Nogales, Mexico, in the state of Sonora, is a modern factory and produce-shipping center, but it’s also a very popular tourist destination. It’s easy to get there: Just walk across the international border in downtown Nogales, Arizona, after parking at one of the many pay lots (about $4 per day) near the port of entry.
There’s a tourist area of about a square mile just south of the border, with restaurants, curio shops and, if you want, drugstores.
You can drive into Mexico, but the lines of cars driving north into the United States are long and slow.

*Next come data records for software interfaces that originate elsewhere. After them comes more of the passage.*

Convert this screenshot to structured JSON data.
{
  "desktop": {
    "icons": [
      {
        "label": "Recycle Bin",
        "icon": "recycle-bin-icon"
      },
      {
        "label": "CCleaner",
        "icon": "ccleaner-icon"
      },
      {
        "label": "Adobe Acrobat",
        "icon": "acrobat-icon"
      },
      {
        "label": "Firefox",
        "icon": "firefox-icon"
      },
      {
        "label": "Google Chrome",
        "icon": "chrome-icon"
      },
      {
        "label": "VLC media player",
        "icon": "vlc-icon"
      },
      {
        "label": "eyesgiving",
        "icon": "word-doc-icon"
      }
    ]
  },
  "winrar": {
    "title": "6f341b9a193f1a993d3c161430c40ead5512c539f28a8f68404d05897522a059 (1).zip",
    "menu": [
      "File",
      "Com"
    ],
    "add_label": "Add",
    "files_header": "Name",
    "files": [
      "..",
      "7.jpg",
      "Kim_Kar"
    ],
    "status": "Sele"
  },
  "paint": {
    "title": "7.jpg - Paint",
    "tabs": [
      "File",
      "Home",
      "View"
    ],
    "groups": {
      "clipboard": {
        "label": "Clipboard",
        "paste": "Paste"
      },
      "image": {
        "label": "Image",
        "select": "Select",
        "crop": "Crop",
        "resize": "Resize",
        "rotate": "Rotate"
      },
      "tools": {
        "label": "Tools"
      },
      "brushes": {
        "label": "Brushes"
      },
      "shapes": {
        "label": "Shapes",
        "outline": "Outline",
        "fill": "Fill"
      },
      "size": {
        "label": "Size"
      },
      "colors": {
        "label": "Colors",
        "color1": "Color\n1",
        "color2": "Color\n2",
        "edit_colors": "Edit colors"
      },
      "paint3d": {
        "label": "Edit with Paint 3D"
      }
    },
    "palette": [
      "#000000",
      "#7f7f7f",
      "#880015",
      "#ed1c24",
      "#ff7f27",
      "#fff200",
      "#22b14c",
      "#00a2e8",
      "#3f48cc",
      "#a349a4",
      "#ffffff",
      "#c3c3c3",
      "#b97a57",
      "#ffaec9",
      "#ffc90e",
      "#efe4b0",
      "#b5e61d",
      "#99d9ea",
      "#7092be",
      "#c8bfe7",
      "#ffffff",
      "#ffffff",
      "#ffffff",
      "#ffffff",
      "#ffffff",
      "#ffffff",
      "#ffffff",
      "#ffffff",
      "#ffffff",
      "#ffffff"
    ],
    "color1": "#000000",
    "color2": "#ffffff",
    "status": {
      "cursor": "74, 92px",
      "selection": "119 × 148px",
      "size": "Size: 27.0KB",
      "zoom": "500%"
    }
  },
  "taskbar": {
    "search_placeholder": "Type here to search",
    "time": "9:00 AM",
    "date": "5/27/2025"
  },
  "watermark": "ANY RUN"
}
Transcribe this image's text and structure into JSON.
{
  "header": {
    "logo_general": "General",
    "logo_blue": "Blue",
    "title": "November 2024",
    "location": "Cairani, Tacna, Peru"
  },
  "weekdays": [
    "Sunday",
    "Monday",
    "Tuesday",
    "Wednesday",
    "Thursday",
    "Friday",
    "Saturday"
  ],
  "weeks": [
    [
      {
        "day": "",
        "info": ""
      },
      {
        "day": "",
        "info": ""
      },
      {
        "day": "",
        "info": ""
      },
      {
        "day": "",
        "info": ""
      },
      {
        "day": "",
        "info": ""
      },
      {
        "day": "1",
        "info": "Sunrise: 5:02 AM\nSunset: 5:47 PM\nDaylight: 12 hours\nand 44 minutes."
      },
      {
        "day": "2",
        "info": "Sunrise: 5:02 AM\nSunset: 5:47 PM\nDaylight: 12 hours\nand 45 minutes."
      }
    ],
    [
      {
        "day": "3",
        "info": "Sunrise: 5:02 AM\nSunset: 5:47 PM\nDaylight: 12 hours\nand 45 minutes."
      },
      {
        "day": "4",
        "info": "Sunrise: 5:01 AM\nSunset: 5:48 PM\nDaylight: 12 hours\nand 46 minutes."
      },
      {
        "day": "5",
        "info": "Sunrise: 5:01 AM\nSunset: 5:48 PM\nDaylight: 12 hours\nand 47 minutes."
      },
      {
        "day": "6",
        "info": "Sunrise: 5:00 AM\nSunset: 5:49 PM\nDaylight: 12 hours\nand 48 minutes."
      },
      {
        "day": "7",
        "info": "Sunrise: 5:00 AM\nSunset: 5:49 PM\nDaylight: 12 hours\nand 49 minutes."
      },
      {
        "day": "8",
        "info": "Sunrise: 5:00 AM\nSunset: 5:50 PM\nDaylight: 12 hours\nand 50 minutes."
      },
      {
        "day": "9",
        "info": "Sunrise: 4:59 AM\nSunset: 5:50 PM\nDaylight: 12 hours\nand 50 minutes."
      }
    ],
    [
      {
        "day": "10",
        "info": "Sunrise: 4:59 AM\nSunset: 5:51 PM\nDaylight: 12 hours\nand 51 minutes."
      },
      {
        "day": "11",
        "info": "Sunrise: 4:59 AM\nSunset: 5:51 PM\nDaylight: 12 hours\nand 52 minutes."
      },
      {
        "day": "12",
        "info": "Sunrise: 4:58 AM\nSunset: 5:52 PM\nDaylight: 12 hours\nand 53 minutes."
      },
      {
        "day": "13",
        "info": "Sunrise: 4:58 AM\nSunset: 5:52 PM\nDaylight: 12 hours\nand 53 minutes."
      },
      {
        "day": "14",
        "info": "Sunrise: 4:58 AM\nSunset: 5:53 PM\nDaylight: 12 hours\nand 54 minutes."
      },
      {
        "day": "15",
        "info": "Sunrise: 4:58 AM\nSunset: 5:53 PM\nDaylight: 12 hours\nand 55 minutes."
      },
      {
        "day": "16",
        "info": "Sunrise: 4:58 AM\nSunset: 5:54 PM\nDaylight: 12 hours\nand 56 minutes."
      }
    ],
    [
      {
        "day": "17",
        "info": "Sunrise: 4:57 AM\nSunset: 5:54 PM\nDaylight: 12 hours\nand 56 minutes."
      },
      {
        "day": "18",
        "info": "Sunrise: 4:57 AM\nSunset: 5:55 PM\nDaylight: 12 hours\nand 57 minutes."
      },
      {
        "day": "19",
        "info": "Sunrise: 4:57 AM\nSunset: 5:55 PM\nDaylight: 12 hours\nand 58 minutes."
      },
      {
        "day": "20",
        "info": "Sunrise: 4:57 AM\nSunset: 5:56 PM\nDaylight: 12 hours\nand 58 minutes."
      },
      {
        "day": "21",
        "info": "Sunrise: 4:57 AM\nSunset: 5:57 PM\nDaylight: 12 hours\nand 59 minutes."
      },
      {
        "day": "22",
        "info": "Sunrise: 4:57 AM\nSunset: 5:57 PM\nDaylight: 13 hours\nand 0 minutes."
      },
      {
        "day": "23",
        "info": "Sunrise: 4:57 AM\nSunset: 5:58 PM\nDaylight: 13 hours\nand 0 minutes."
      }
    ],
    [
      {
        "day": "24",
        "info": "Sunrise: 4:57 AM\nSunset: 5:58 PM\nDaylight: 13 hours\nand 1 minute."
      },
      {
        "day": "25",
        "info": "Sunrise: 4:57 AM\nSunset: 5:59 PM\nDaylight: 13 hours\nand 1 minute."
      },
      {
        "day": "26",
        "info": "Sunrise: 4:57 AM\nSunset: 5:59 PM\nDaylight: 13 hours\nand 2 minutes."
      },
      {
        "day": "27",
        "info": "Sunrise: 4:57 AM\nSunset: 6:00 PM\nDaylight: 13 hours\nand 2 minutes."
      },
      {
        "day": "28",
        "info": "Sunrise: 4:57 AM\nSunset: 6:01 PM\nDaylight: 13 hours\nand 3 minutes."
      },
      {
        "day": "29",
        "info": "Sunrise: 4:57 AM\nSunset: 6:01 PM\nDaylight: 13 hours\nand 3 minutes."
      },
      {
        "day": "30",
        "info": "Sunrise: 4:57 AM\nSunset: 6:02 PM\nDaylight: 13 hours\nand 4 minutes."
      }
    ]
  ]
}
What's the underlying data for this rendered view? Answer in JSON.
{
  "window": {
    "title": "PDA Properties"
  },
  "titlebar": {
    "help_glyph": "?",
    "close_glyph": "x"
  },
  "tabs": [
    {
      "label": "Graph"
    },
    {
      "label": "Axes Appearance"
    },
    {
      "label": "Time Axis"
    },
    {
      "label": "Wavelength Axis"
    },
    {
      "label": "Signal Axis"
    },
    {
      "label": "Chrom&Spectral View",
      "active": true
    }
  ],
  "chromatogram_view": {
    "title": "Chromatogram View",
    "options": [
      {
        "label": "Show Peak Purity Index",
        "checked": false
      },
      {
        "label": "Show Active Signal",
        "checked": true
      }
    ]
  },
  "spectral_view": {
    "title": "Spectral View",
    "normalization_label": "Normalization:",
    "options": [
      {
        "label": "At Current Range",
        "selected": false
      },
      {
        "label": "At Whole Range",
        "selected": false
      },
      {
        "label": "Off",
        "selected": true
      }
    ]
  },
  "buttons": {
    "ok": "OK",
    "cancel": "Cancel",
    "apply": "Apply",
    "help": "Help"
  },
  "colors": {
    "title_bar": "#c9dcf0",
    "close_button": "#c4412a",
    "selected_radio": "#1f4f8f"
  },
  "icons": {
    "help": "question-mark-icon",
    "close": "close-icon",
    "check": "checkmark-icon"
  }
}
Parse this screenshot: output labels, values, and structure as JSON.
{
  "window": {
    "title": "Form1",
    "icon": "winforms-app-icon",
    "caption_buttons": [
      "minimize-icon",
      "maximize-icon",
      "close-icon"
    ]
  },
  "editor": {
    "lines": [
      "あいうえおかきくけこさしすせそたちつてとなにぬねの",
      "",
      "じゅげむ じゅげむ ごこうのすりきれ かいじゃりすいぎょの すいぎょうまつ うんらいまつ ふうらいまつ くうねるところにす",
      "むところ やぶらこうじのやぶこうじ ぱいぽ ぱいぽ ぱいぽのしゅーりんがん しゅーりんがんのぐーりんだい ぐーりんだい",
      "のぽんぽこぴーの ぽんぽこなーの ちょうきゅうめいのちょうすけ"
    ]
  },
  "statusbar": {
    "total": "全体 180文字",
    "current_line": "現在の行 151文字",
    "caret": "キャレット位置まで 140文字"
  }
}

If you need a ride there are cabs everywhere and the drivers speak English; they, like everyone else who deals with tourists, take U.S. cash.
In recent years more and more merchants in Nogales’s tourist district are competing for fewer and fewer tourist dollars due to the economy, gas prices, and much publicized violence, making a slow, fun stroll along the narrow streets and souvenir-crowded shops an impossibility. Everybody puts on the hard sell these days, and the last time I was in Nogales to buy a bottle or two of Oaxacan mescal I was accosted at every step and begged repeatedly to have a look at this or that shop, all of which contain similar if not identical items.
There’s lots of leather and silver, Mexican handicrafts, Day of the Dead items, ceramics, Mexican vanilla, and cheap booze, but if you’re not willing to deal with the incessant barking of the sometimes desperate merchants, you may want to avoid shopping here.
But if you’ve never been to Mexico, this is an easy and generally safe way to do so. There are farmacias on every block, and dentist and doctor offices everywhere, and their services are offered for a fraction of the price of their American counterparts. Most of them have barkers standing outside, calling you to come in and spend your dollars.
The main north–south street is Obregon, two blocks west of the border-crossing station. Popular restaurants include La Roca, east of the railroad tracks in downtown; El Toro, a steak house about two miles south of the border on Lopez Mateos; and La Palapa, a no-frills seafood place about a mile and a half south on Lopez Mateos.
The Oasis has an outdoor balcony overlooking where two main thoroughfares, Lopez Mateos and Obregon, merge—reminiscent of Times Square, but much smaller. Sit there, enjoy shrimp in a warm cheese sauce, and 7watch the traffic. And yes, you can drink the water, but most restaurants will put a water bottle on your table to encourage you to buy it in a bottle.
© Tim Hull from Moon Tucson, 1st Edition